None of the statements in this review are spoilers for "A Mighty Fortress" but the following comments about the setting of this fourth book may infer more than you want to know about the outcomes of the first three books if you have not read them yet. If that is the case I suggest you navigate to the page for "Off Armageddon Reef" or the first book you have not yet read (see links above) without reading further.
The basic idea for the series is that in the 25th century, humanity finds evidence that other intelligent races have recently existed on nearby stars - but that a xenophobic alien race is exterminating them. The Terran Federation has just enough warning to make a fight of it when that enemy finds us and attacks ten years later. The war lasts fifty years - but at the end of that time it is obvious that humanity is losing.
Operation Ark, a final desperate attempt to plant a colony outside the area patrolled by the enemy, is launched. If they succeed, the colonists will face a choice: try to build a civilisation powerful enough to defeat the attackers, or abandon any technology which might attract their attentions and simply hide.

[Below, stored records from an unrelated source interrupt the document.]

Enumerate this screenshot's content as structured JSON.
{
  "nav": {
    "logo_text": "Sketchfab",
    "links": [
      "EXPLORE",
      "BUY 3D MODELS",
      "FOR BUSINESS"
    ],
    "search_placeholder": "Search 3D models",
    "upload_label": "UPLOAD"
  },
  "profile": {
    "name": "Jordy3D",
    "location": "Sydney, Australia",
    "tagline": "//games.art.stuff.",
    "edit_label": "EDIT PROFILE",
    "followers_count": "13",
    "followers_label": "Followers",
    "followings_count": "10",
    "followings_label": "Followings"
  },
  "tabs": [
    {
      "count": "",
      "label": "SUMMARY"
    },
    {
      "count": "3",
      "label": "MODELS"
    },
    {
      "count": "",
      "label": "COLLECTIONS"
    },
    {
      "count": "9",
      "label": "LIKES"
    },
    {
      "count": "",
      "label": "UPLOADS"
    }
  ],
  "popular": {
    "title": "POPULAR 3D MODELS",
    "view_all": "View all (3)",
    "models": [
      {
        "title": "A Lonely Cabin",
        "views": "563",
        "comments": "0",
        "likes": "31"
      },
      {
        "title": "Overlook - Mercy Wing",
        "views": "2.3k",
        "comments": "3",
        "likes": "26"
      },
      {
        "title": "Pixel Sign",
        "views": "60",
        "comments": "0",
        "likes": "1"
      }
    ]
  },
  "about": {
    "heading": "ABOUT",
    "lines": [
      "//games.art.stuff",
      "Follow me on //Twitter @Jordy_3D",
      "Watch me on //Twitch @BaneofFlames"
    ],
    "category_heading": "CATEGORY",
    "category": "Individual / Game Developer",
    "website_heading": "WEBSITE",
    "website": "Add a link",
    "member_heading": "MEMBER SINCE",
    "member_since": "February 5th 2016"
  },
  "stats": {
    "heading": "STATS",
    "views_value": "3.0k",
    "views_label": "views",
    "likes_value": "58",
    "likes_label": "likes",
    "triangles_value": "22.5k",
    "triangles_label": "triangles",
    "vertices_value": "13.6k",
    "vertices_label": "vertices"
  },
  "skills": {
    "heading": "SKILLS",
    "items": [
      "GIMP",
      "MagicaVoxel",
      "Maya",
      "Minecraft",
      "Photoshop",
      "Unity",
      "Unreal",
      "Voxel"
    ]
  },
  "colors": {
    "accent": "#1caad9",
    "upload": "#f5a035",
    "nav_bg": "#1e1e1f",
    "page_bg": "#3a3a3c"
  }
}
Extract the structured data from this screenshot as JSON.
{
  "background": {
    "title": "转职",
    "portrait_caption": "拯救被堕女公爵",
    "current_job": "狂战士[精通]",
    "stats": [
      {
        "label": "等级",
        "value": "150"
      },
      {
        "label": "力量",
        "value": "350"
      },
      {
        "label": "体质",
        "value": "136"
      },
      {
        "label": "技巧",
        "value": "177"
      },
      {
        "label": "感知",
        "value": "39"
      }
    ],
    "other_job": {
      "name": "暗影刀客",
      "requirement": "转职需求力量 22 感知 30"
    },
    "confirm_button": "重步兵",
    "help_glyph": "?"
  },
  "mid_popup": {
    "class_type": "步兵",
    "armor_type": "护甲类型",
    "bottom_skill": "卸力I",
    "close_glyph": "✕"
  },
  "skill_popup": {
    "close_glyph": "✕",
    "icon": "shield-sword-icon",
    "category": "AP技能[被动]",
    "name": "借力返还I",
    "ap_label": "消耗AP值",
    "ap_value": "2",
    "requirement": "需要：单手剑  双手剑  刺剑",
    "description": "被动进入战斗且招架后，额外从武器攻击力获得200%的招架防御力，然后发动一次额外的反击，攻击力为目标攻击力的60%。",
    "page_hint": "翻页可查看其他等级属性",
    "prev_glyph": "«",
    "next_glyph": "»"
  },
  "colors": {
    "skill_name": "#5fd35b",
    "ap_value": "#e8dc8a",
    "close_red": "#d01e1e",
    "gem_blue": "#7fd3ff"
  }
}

The anti-technological faction in the leadership of the new colony win, and set up a totalitarian theocracy whose main aim is to stifle any technical change. For eight hundred years nobody on the planet knew that it was a colony, that humanity has a deadly enemy out among the stars, or that the real reason for the ban on technology was to avoid attracting the attention of that enemy.
But eight hundred years after the founding of Safehold, a cyborg was activated with the mind and memories of Lieutenant-Commander Nimue Alban, a brilliant tactician who had been one of the thousands of people who gave their lives that the colony fleet could get through. When the corrupt leaders of the church attempted to destroy the nation of Charis for being a bit too innovative, as a warning to others, Nimue adopted the persona of "Merlin Athrawes" a warrior mystic, and helped them to defeat the initial church invasion.
At the start of this fourth book, through a mixture of war and brilliant diplomacy the young King of Charis, Cayleb, has created an empire comprising most of the maritime island nations in the part of Safehold around his original Kingdom. Most recently he has, with Merlin's help, conquered his nation's long-term enemy, Corisande. Unfortunately the Church managed to murder the ruler of that state - Prince Hector - when he was about to surrender, in such a way that many of the people of Corisande wrongly assume Cayleb was responsible for the assassination. This is making the assimilation of the country more difficult.
Meanwhile, in the Temple, the corrupt leaders of the Church are licking their wounds while they build a vast fleet and prepare to declare Holy War on Charis. And the evil Grand Inquisitor is also planning a terrible vengeance on anyone inside the church who gives him and his confederates less than 100% support ...